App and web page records
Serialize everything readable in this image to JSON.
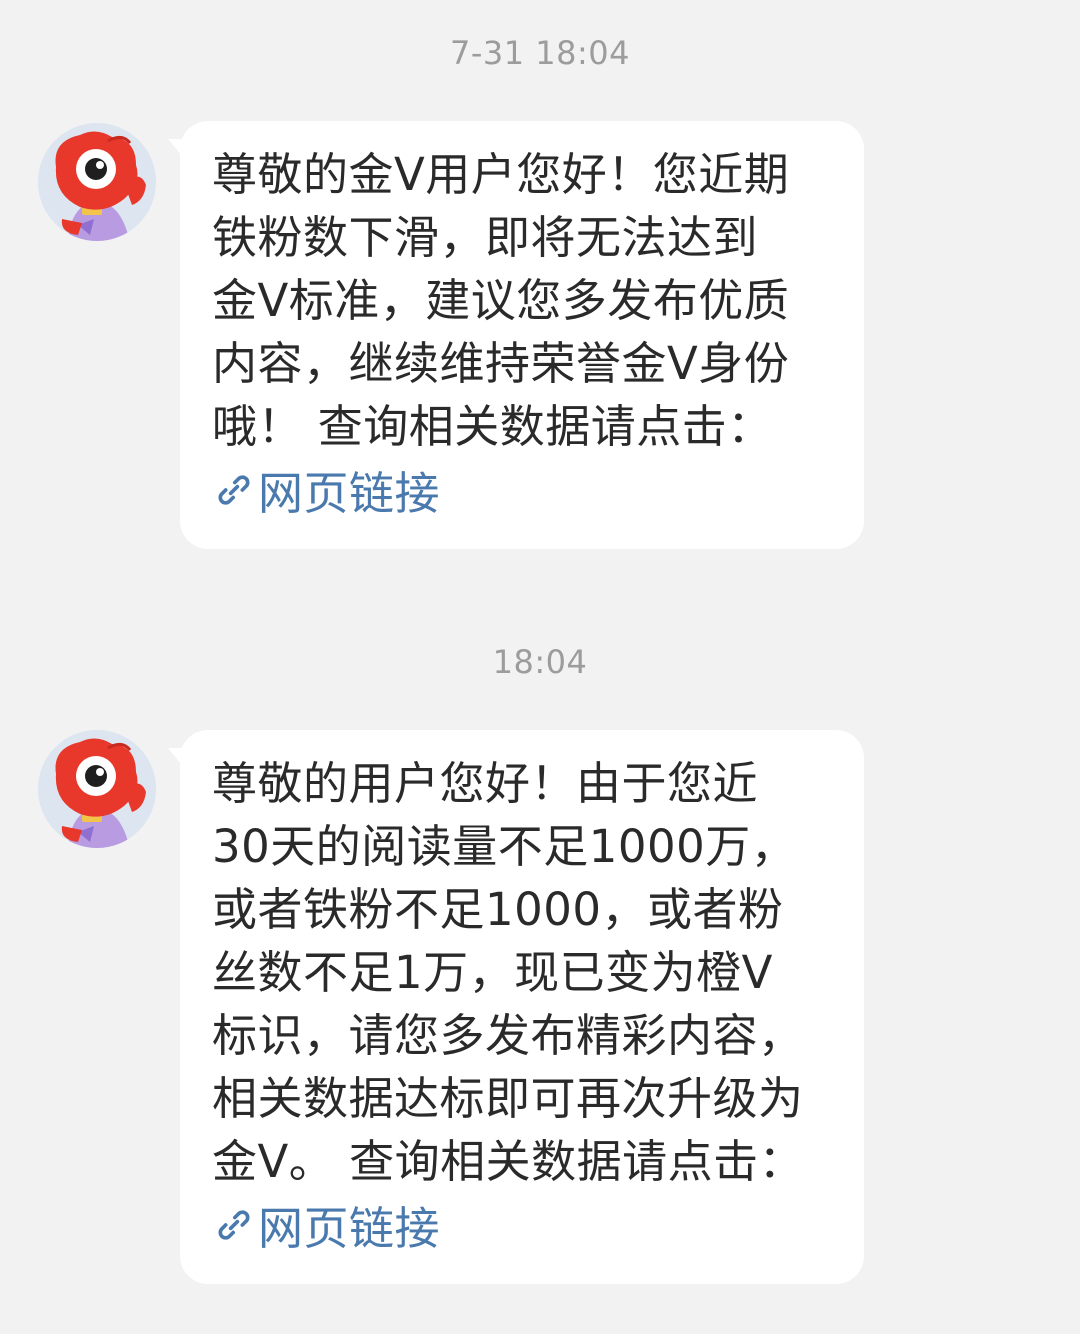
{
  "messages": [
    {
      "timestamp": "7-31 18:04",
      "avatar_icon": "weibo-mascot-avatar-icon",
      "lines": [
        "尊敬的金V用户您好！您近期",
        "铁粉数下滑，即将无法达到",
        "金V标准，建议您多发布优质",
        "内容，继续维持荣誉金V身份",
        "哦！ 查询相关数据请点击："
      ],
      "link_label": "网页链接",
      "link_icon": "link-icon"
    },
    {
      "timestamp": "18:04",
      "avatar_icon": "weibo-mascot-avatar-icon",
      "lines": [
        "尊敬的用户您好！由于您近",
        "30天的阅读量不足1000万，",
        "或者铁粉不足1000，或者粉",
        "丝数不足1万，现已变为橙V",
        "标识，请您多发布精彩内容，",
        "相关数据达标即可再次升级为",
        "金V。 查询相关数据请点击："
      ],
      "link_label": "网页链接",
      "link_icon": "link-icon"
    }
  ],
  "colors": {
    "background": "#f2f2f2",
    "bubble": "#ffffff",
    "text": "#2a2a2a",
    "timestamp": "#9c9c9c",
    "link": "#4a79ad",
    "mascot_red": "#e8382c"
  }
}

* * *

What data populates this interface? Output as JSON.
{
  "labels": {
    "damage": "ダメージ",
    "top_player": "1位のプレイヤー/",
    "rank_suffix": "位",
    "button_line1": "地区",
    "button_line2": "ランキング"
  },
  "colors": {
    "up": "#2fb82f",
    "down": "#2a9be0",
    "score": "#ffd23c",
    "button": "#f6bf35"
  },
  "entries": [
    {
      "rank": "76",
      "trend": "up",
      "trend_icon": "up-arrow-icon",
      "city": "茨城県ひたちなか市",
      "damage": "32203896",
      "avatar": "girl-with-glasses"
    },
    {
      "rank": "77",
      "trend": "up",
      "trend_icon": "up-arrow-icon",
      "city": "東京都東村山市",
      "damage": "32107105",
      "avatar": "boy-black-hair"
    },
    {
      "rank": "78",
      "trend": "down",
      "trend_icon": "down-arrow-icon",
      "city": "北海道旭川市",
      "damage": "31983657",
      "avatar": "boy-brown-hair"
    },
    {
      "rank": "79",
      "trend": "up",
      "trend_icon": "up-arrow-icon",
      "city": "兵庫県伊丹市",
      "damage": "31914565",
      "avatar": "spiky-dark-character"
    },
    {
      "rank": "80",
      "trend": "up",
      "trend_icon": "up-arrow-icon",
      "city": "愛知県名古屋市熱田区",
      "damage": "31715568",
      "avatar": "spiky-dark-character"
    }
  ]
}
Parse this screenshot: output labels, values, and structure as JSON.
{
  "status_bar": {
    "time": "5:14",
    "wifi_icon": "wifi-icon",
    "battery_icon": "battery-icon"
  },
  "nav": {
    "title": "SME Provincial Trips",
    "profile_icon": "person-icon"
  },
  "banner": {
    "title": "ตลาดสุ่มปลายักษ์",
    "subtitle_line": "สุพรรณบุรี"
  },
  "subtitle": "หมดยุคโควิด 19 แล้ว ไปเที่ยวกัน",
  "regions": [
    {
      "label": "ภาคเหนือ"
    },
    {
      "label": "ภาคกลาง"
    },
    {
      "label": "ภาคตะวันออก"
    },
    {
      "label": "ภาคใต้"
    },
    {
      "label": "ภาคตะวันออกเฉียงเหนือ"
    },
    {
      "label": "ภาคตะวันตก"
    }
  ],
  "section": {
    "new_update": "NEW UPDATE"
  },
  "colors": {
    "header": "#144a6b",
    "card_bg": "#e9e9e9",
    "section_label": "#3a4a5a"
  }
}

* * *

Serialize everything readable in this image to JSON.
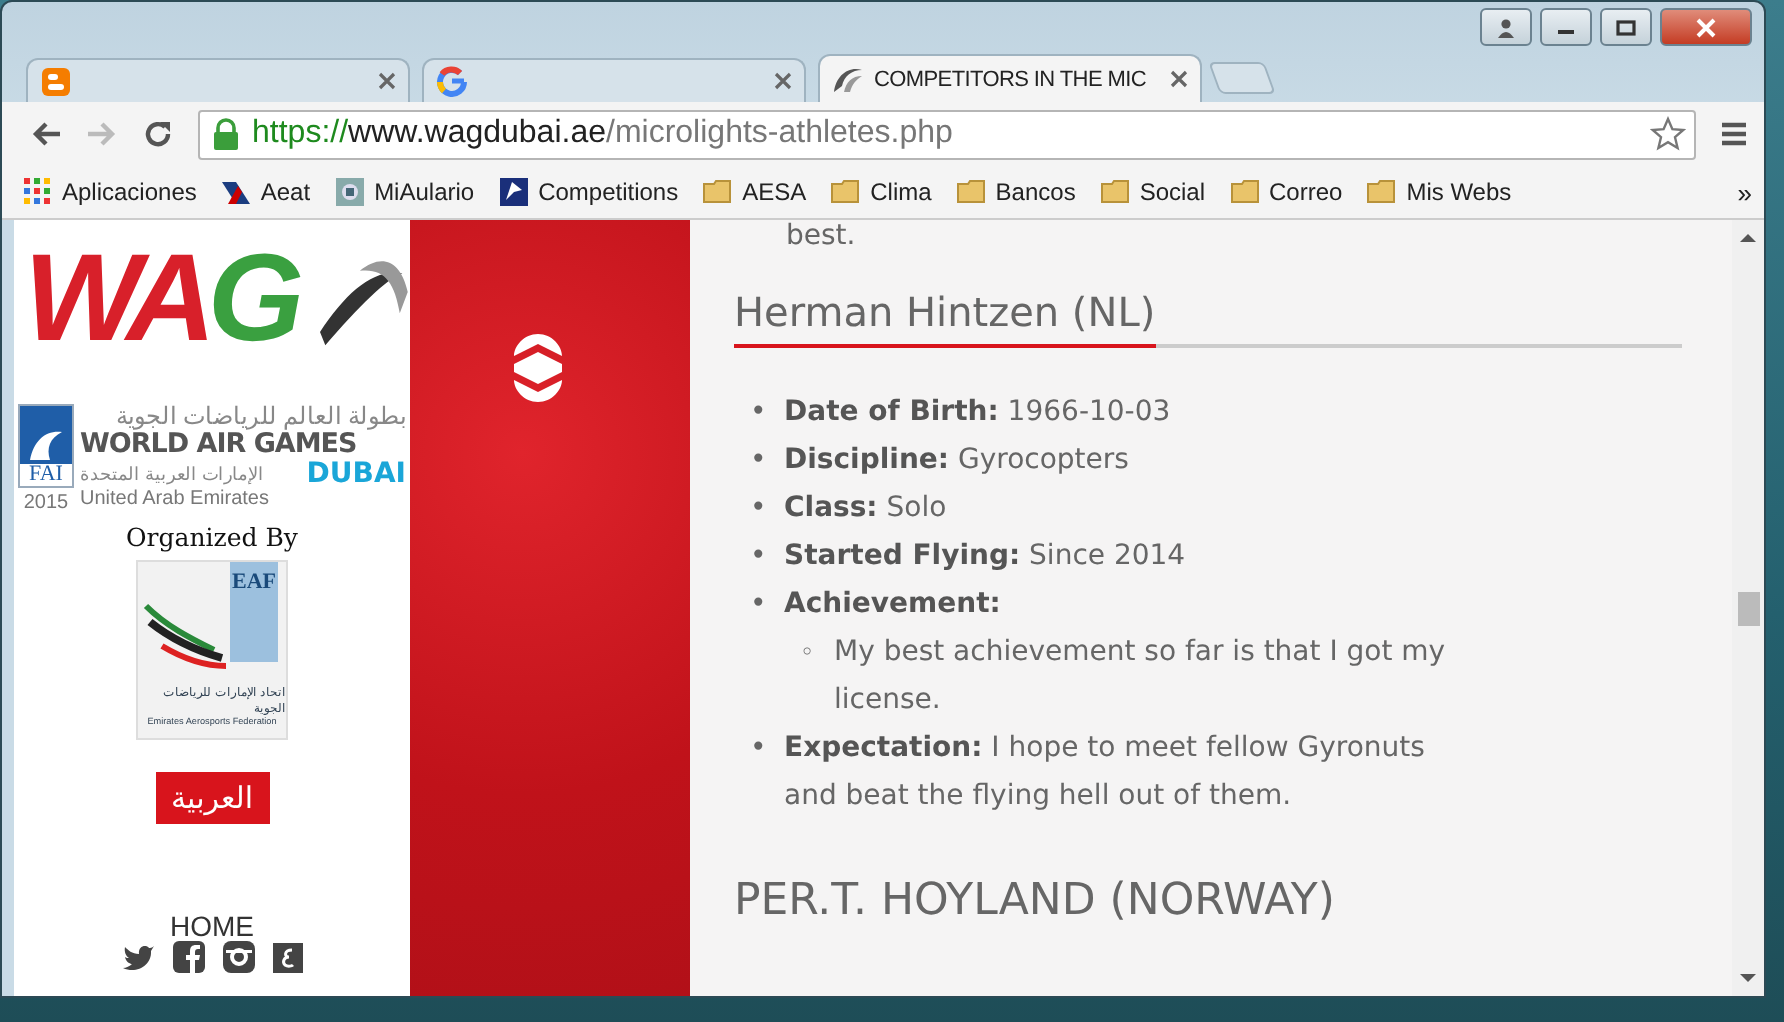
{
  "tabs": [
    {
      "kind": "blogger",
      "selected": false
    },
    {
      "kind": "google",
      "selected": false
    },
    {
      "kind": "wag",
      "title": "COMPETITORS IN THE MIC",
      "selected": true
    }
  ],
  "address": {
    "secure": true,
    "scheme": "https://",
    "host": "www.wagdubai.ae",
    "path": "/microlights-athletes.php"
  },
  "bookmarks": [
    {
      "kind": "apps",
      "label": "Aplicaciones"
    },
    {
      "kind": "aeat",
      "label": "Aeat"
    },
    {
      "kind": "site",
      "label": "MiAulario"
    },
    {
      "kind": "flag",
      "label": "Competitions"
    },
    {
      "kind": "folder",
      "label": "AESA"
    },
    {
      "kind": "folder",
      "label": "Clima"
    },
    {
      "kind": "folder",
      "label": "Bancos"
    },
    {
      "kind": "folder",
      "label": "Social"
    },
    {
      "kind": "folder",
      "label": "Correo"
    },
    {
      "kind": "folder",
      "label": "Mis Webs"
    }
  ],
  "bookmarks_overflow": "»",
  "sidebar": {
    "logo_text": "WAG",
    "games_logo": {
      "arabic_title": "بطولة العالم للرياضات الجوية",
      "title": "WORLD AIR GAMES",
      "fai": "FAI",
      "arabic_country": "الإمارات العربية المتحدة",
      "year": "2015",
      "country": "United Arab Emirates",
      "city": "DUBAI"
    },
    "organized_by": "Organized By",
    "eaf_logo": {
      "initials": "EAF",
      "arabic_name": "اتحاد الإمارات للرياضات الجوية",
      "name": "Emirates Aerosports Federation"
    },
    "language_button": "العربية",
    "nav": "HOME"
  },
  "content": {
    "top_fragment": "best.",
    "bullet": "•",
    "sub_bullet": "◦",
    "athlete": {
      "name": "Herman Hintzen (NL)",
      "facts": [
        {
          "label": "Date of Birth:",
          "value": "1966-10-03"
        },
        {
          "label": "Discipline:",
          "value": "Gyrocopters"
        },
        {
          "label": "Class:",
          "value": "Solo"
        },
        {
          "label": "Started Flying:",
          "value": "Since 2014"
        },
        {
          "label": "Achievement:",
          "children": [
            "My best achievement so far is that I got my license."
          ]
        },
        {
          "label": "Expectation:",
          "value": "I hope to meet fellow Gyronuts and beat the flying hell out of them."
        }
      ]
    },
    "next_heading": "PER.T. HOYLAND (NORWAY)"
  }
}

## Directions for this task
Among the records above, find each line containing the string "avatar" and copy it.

## Task output
      "avatar_icon": "weibo-mascot-avatar-icon",
      "avatar_icon": "weibo-mascot-avatar-icon",
      "avatar": "girl-with-glasses"
      "avatar": "boy-black-hair"
      "avatar": "boy-brown-hair"
      "avatar": "spiky-dark-character"
      "avatar": "spiky-dark-character"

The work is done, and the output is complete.